And while some days will be tougher than others, it can help to plan beforehand what to do on days you know will be difficult – like birthdays and Christmas – and to think about what helps to improve your mood the rest of the time. It might be listening to music, or talking to friends, or going for a walk, or getting out in the garden. 

But whatever works for you, you don’t need to put on a brave face or to hide your feelings. Showing your emotions can help. And remember that you will get through this – and that you’ll always have the memories of the time you spent together. 

Who to talk to

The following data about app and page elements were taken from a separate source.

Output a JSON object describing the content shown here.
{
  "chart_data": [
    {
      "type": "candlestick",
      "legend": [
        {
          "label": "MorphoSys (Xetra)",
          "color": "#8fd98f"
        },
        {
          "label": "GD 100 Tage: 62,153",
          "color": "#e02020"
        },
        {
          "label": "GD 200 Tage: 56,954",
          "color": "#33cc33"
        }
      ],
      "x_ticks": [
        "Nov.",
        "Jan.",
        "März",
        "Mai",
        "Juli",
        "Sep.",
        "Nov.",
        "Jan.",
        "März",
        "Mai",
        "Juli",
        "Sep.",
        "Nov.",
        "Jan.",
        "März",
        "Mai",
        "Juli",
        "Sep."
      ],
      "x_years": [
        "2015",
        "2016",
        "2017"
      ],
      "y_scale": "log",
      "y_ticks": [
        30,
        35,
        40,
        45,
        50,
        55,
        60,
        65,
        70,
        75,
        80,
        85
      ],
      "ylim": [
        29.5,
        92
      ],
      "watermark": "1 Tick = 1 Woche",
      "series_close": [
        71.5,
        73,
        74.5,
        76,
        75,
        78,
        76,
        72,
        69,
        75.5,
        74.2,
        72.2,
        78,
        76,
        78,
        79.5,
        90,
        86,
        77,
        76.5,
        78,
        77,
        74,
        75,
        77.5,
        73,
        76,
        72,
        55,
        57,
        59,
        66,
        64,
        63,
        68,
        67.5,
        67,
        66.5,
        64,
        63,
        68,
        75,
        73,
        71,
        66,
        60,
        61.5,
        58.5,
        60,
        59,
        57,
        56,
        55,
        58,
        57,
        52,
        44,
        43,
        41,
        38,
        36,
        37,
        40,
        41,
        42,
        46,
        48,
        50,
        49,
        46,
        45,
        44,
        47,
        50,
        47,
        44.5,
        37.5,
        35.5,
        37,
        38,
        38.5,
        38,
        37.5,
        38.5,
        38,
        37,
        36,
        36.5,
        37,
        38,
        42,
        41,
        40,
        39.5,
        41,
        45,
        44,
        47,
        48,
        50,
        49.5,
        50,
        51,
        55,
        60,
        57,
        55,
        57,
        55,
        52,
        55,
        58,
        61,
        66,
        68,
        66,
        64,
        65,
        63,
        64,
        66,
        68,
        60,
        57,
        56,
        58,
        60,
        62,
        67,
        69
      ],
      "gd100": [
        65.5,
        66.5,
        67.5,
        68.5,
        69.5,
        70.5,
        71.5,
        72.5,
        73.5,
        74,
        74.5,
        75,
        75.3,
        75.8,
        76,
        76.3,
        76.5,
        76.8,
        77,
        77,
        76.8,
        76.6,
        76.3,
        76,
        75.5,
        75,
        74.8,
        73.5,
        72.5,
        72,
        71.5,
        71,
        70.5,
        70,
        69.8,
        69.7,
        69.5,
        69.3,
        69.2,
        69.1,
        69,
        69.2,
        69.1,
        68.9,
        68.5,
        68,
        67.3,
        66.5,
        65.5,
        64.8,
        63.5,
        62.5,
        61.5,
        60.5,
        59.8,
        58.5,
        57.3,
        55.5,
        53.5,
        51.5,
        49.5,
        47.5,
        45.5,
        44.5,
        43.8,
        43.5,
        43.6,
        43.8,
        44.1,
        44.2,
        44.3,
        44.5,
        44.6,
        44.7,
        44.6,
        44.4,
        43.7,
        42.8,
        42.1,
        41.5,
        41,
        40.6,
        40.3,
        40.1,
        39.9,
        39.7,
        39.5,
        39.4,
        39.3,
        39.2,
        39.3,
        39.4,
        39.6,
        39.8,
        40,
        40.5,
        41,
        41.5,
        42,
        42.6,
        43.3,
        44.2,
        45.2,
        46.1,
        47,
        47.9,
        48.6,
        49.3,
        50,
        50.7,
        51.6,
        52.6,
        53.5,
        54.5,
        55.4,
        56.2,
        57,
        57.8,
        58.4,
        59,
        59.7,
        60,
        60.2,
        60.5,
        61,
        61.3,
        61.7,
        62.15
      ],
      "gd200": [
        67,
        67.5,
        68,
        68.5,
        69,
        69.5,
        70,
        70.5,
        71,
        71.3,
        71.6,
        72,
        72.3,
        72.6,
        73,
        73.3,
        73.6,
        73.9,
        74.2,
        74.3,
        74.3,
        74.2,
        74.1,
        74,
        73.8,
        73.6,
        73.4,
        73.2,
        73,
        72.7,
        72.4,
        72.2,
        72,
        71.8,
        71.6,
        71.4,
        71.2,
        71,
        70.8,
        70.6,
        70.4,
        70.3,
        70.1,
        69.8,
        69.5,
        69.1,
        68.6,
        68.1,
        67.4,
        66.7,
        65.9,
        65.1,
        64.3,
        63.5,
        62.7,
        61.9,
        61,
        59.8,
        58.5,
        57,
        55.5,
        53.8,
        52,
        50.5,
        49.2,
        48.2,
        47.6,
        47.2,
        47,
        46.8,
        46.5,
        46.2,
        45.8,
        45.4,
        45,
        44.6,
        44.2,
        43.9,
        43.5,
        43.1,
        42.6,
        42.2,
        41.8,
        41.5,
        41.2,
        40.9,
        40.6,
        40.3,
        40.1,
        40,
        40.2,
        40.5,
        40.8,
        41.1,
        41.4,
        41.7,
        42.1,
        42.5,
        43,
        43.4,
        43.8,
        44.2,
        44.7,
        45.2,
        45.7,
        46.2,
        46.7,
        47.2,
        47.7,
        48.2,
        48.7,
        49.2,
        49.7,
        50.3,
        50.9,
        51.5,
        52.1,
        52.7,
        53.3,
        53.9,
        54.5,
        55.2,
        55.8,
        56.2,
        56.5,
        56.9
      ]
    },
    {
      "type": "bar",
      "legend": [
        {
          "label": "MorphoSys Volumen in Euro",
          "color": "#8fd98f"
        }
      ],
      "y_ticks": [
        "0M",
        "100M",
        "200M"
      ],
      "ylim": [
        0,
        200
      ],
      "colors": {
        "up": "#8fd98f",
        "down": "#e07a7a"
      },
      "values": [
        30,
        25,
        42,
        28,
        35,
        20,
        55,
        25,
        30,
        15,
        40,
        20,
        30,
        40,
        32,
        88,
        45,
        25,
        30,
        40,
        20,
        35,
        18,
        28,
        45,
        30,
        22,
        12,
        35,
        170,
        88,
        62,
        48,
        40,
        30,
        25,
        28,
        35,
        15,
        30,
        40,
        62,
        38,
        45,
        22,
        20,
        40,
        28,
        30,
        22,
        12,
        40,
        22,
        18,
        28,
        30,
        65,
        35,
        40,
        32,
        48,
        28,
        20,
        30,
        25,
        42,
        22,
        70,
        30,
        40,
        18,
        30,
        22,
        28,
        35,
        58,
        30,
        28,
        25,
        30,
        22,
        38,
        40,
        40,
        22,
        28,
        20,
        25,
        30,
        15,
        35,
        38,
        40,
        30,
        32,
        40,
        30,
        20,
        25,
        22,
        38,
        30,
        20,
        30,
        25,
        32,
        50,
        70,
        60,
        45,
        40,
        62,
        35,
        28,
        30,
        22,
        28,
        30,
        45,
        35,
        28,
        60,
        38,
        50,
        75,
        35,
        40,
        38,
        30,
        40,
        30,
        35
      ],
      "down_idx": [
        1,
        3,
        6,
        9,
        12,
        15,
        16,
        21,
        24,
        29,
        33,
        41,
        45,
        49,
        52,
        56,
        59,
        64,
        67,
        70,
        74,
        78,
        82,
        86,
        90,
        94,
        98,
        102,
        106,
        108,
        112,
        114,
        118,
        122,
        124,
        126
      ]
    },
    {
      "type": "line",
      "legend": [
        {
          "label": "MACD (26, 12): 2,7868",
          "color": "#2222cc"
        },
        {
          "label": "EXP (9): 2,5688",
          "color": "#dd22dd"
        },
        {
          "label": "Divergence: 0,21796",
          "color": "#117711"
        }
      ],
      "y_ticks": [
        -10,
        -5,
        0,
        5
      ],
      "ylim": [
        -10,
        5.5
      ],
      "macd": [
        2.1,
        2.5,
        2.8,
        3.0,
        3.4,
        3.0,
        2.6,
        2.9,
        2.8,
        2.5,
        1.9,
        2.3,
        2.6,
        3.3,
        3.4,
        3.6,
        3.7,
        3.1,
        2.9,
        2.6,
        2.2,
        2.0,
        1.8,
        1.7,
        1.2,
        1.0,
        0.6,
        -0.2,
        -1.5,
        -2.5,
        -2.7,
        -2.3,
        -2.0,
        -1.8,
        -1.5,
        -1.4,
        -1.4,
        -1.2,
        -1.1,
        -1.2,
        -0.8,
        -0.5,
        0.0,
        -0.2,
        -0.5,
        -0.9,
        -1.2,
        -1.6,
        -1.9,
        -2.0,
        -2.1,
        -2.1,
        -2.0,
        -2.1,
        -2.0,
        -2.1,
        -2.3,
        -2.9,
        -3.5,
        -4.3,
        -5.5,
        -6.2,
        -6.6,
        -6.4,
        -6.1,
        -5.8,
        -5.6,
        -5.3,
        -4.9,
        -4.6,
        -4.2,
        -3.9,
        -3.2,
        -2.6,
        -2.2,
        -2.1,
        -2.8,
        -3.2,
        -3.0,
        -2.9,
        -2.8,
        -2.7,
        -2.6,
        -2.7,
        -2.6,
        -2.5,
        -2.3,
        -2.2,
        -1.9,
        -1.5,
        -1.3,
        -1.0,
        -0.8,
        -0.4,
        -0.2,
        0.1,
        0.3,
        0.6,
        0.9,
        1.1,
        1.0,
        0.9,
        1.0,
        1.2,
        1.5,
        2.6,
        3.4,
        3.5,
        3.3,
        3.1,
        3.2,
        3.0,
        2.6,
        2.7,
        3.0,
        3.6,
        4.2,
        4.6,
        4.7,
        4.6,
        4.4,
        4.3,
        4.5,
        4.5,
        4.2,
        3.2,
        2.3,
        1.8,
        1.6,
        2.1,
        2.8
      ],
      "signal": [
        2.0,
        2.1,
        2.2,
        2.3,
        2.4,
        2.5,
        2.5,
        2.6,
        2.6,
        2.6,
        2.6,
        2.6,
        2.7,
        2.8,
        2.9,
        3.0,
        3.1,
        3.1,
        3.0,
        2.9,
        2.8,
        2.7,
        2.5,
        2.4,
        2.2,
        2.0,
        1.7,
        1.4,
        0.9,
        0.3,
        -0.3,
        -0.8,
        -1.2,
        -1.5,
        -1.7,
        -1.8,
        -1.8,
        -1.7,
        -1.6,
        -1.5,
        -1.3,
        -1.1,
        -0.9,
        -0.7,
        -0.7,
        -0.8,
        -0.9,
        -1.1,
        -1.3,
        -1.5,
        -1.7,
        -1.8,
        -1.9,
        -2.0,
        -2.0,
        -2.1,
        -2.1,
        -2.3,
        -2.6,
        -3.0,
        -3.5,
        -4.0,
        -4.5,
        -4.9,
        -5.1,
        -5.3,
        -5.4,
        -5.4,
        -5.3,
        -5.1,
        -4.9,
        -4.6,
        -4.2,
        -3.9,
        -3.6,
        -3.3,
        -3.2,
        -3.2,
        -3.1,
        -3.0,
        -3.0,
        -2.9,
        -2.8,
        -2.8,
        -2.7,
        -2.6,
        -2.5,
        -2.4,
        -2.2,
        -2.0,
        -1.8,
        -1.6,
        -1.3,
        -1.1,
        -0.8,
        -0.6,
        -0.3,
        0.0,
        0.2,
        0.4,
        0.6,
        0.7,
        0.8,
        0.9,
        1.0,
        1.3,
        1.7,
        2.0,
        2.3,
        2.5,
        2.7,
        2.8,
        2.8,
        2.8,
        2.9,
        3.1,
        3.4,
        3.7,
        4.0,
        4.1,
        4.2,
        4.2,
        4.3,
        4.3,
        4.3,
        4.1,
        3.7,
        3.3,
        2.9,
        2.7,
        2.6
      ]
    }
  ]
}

If you find that you are struggling after losing someone close to you, it’s important not to try and cope alone. Your GP can put you in touch with counsellors who can help you work through your feelings. And the following organisations offer specialist advice and support for people who have lost friends and family members to cancer: 

  • Child Bereavement UK - offer a confidential support and information line for bereaved families and professionals when a child has died and when a child is bereaved.
  • Childline - a free national helpline for children and young people. Childline talks to more than 1,000 bereaved children and young people every year.
  • Cruse Bereavement Care - the major UK charity offering support to bereaved people, whatever their situation.
  • Winston's Wish - offer a helpline providing support, information and guidance to all those caring for a child of young person who has been bereaved.
  • The Compassionate Friends - a charitable organisation of bereaved parents, siblings and grandparents dedicated to the support and care of other bereaved parents, siblings, and grandparents who have suffered the death of a child/children.